INSTRUCTIONS FOR THE TASK — An exact copy of the data is required; the images should not appear in it.

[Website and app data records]

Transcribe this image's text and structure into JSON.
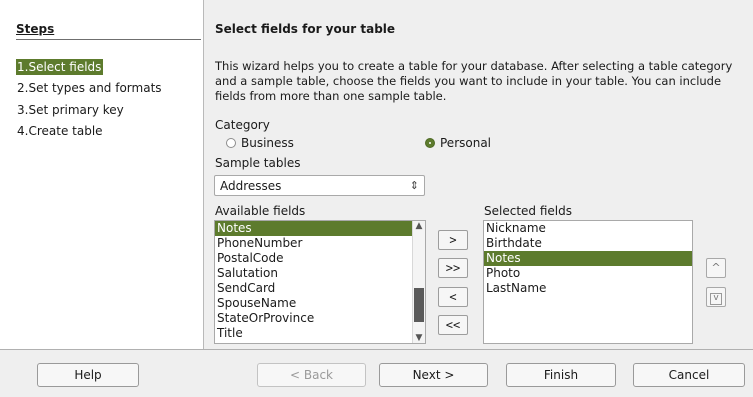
{
  "steps": {
    "title": "Steps",
    "items": [
      {
        "label": "1.Select fields",
        "active": true
      },
      {
        "label": "2.Set types and formats",
        "active": false
      },
      {
        "label": "3.Set primary key",
        "active": false
      },
      {
        "label": "4.Create table",
        "active": false
      }
    ]
  },
  "main": {
    "title": "Select fields for your table",
    "intro": "This wizard helps you to create a table for your database. After selecting a table category and a sample table, choose the fields you want to include in your table. You can include fields from more than one sample table.",
    "category_label": "Category",
    "category_options": [
      {
        "label": "Business",
        "checked": false
      },
      {
        "label": "Personal",
        "checked": true
      }
    ],
    "sample_tables_label": "Sample tables",
    "sample_table_value": "Addresses",
    "available_label": "Available fields",
    "available_fields": [
      "Notes",
      "PhoneNumber",
      "PostalCode",
      "Salutation",
      "SendCard",
      "SpouseName",
      "StateOrProvince",
      "Title"
    ],
    "available_selected_index": 0,
    "selected_label": "Selected fields",
    "selected_fields": [
      "Nickname",
      "Birthdate",
      "Notes",
      "Photo",
      "LastName"
    ],
    "selected_selected_index": 2,
    "move_buttons": [
      ">",
      ">>",
      "<",
      "<<"
    ],
    "order_up": "^",
    "order_down": "v"
  },
  "footer": {
    "help": "Help",
    "back": "< Back",
    "next": "Next >",
    "finish": "Finish",
    "cancel": "Cancel"
  },
  "colors": {
    "accent": "#5d7b2d",
    "panel": "#efefef"
  }
}
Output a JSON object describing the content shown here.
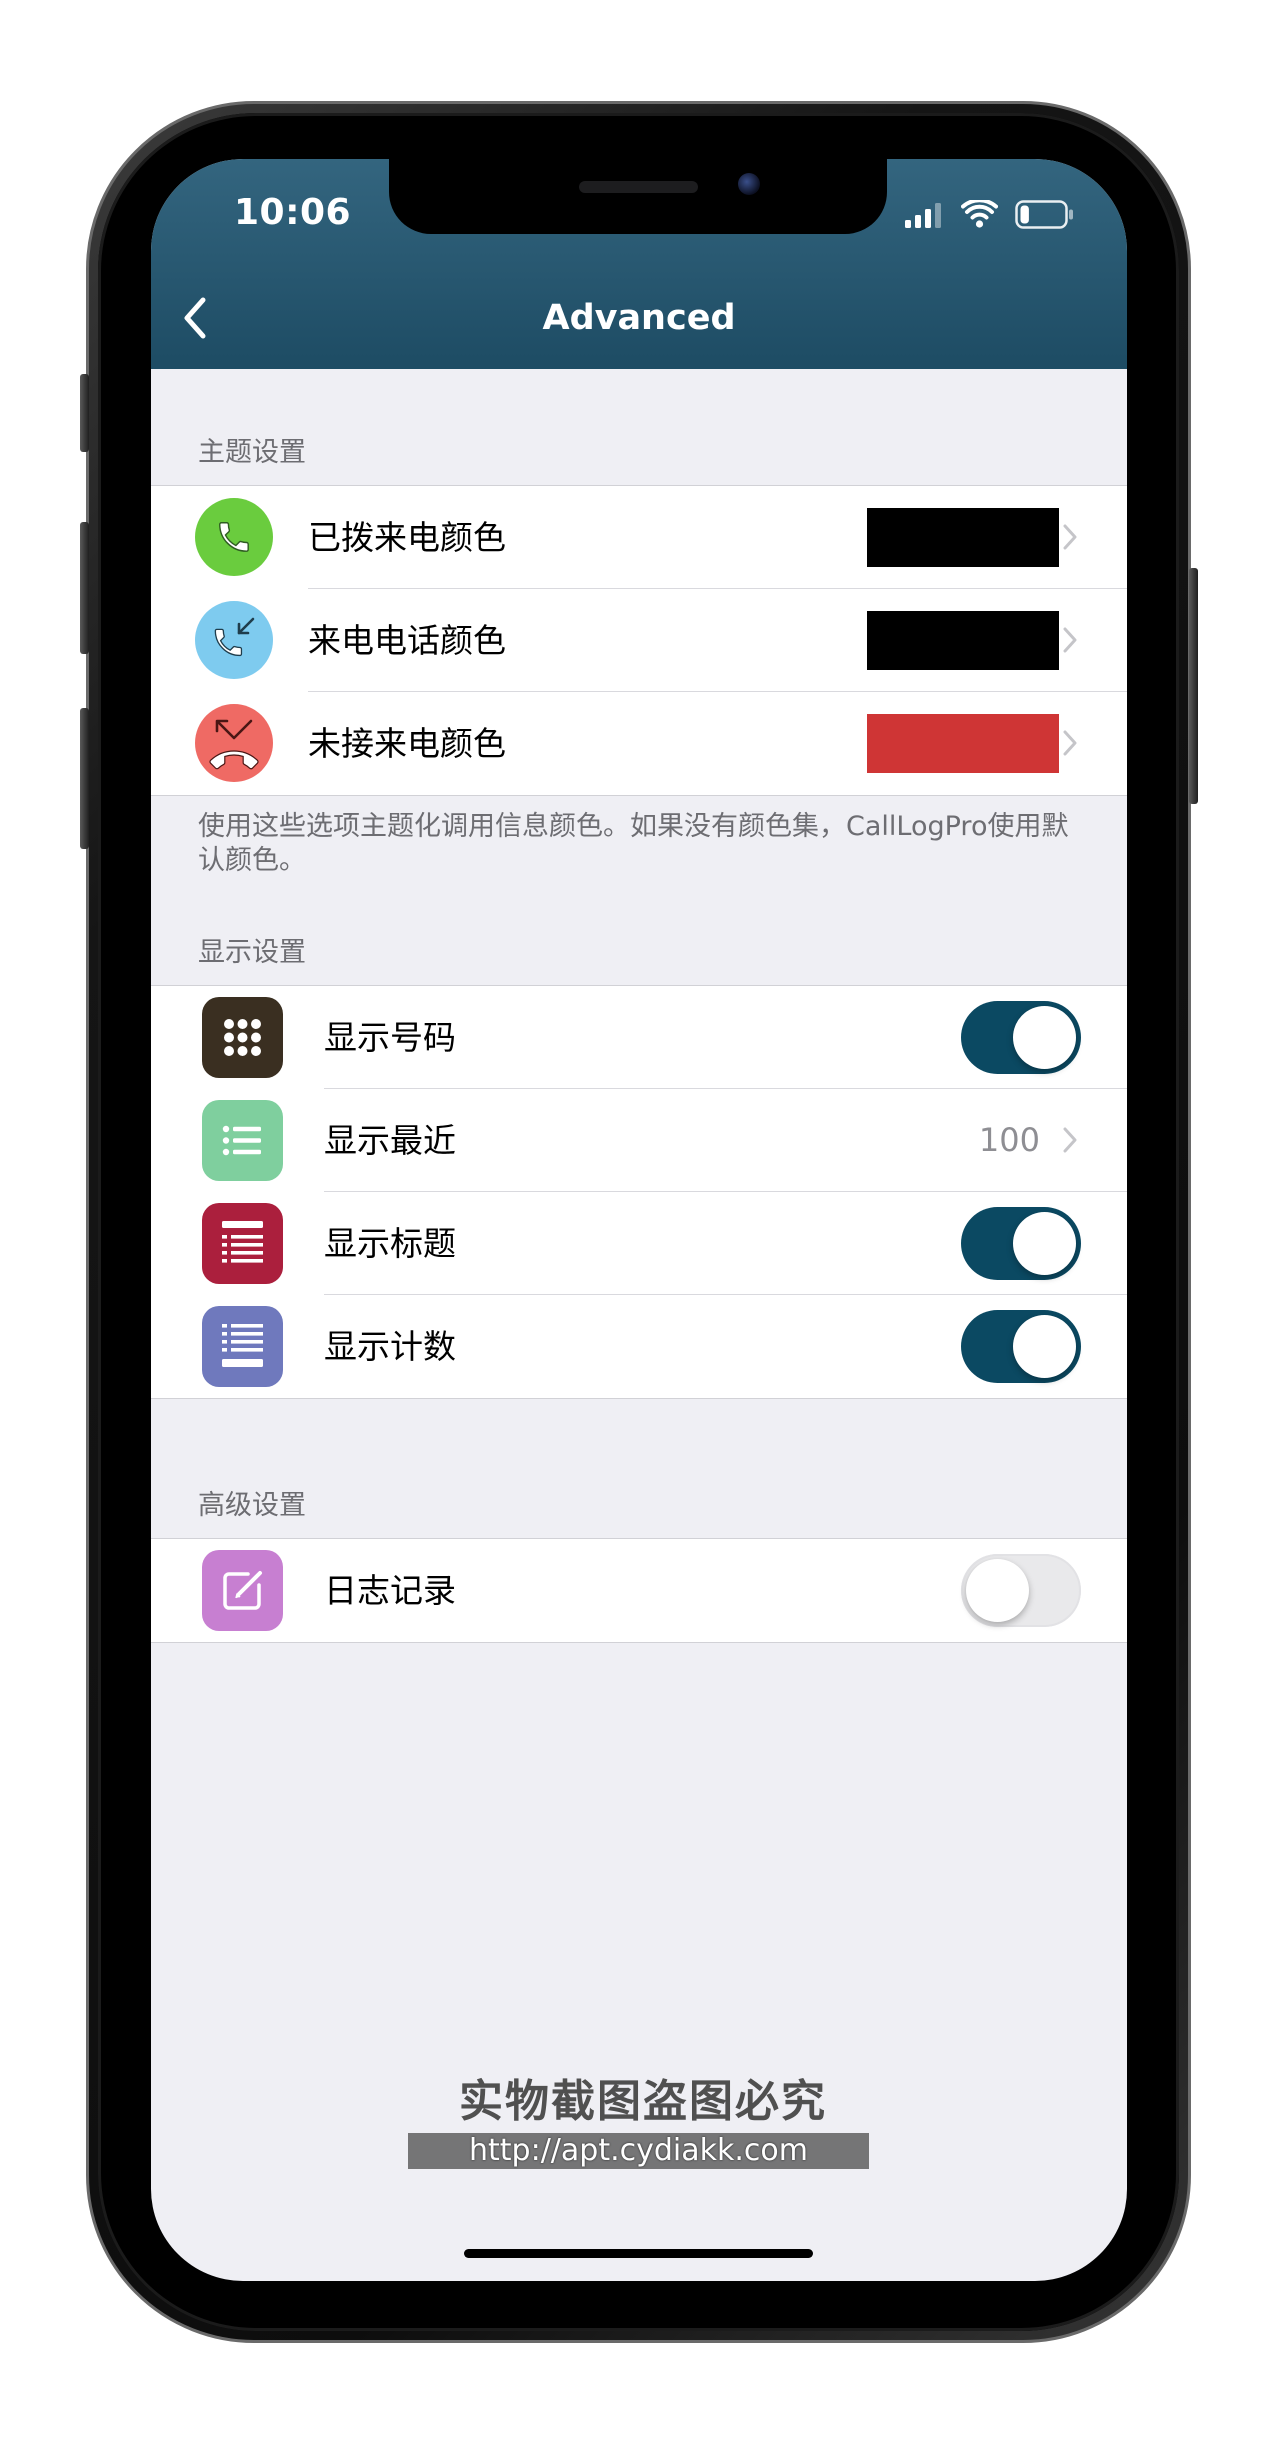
{
  "status_bar": {
    "time": "10:06",
    "signal_bars": 3,
    "battery_level": 0.2
  },
  "nav": {
    "title": "Advanced",
    "back_icon": "chevron-left-icon"
  },
  "colors": {
    "nav_bar": "#225874",
    "background": "#efeff4",
    "toggle_on": "#0b4962",
    "toggle_off": "#e9e9eb"
  },
  "theme_section": {
    "header": "主题设置",
    "rows": [
      {
        "label": "已拨来电颜色",
        "icon": "outgoing-call-icon",
        "icon_color": "#6acc3e",
        "swatch_color": "#000000"
      },
      {
        "label": "来电电话颜色",
        "icon": "incoming-call-icon",
        "icon_color": "#7ecbef",
        "swatch_color": "#000000"
      },
      {
        "label": "未接来电颜色",
        "icon": "missed-call-icon",
        "icon_color": "#ef6a64",
        "swatch_color": "#cf3535"
      }
    ],
    "footer": "使用这些选项主题化调用信息颜色。如果没有颜色集，CallLogPro使用默认颜色。"
  },
  "display_section": {
    "header": "显示设置",
    "rows": [
      {
        "label": "显示号码",
        "icon": "keypad-icon",
        "icon_color": "#3a2f21",
        "toggle": true
      },
      {
        "label": "显示最近",
        "icon": "list-icon",
        "icon_color": "#7fcf9e",
        "value": "100"
      },
      {
        "label": "显示标题",
        "icon": "list-icon",
        "icon_color": "#ab1f3d",
        "toggle": true
      },
      {
        "label": "显示计数",
        "icon": "list-icon",
        "icon_color": "#6f79bd",
        "toggle": true
      }
    ]
  },
  "advanced_section": {
    "header": "高级设置",
    "rows": [
      {
        "label": "日志记录",
        "icon": "edit-icon",
        "icon_color": "#c77fd1",
        "toggle": false
      }
    ]
  },
  "watermark": {
    "text": "实物截图盗图必究",
    "url": "http://apt.cydiakk.com"
  }
}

EXERCISE RESPONSE —
Transcribe this image's text and structure into JSON.
{
  "steps": {
    "title": "Steps",
    "items": [
      {
        "label": "1.Select fields",
        "active": true
      },
      {
        "label": "2.Set types and formats",
        "active": false
      },
      {
        "label": "3.Set primary key",
        "active": false
      },
      {
        "label": "4.Create table",
        "active": false
      }
    ]
  },
  "main": {
    "title": "Select fields for your table",
    "intro": "This wizard helps you to create a table for your database. After selecting a table category and a sample table, choose the fields you want to include in your table. You can include fields from more than one sample table.",
    "category_label": "Category",
    "category_options": [
      {
        "label": "Business",
        "checked": false
      },
      {
        "label": "Personal",
        "checked": true
      }
    ],
    "sample_tables_label": "Sample tables",
    "sample_table_value": "Addresses",
    "available_label": "Available fields",
    "available_fields": [
      "Notes",
      "PhoneNumber",
      "PostalCode",
      "Salutation",
      "SendCard",
      "SpouseName",
      "StateOrProvince",
      "Title"
    ],
    "available_selected_index": 0,
    "selected_label": "Selected fields",
    "selected_fields": [
      "Nickname",
      "Birthdate",
      "Notes",
      "Photo",
      "LastName"
    ],
    "selected_selected_index": 2,
    "move_buttons": [
      ">",
      ">>",
      "<",
      "<<"
    ],
    "order_up": "^",
    "order_down": "v"
  },
  "footer": {
    "help": "Help",
    "back": "< Back",
    "next": "Next >",
    "finish": "Finish",
    "cancel": "Cancel"
  },
  "colors": {
    "accent": "#5d7b2d",
    "panel": "#efefef"
  }
}
Output a JSON object describing the content shown here.
{
  "status_bar": {
    "time": "10:06",
    "signal_bars": 3,
    "battery_level": 0.2
  },
  "nav": {
    "title": "Advanced",
    "back_icon": "chevron-left-icon"
  },
  "colors": {
    "nav_bar": "#225874",
    "background": "#efeff4",
    "toggle_on": "#0b4962",
    "toggle_off": "#e9e9eb"
  },
  "theme_section": {
    "header": "主题设置",
    "rows": [
      {
        "label": "已拨来电颜色",
        "icon": "outgoing-call-icon",
        "icon_color": "#6acc3e",
        "swatch_color": "#000000"
      },
      {
        "label": "来电电话颜色",
        "icon": "incoming-call-icon",
        "icon_color": "#7ecbef",
        "swatch_color": "#000000"
      },
      {
        "label": "未接来电颜色",
        "icon": "missed-call-icon",
        "icon_color": "#ef6a64",
        "swatch_color": "#cf3535"
      }
    ],
    "footer": "使用这些选项主题化调用信息颜色。如果没有颜色集，CallLogPro使用默认颜色。"
  },
  "display_section": {
    "header": "显示设置",
    "rows": [
      {
        "label": "显示号码",
        "icon": "keypad-icon",
        "icon_color": "#3a2f21",
        "toggle": true
      },
      {
        "label": "显示最近",
        "icon": "list-icon",
        "icon_color": "#7fcf9e",
        "value": "100"
      },
      {
        "label": "显示标题",
        "icon": "list-icon",
        "icon_color": "#ab1f3d",
        "toggle": true
      },
      {
        "label": "显示计数",
        "icon": "list-icon",
        "icon_color": "#6f79bd",
        "toggle": true
      }
    ]
  },
  "advanced_section": {
    "header": "高级设置",
    "rows": [
      {
        "label": "日志记录",
        "icon": "edit-icon",
        "icon_color": "#c77fd1",
        "toggle": false
      }
    ]
  },
  "watermark": {
    "text": "实物截图盗图必究",
    "url": "http://apt.cydiakk.com"
  }
}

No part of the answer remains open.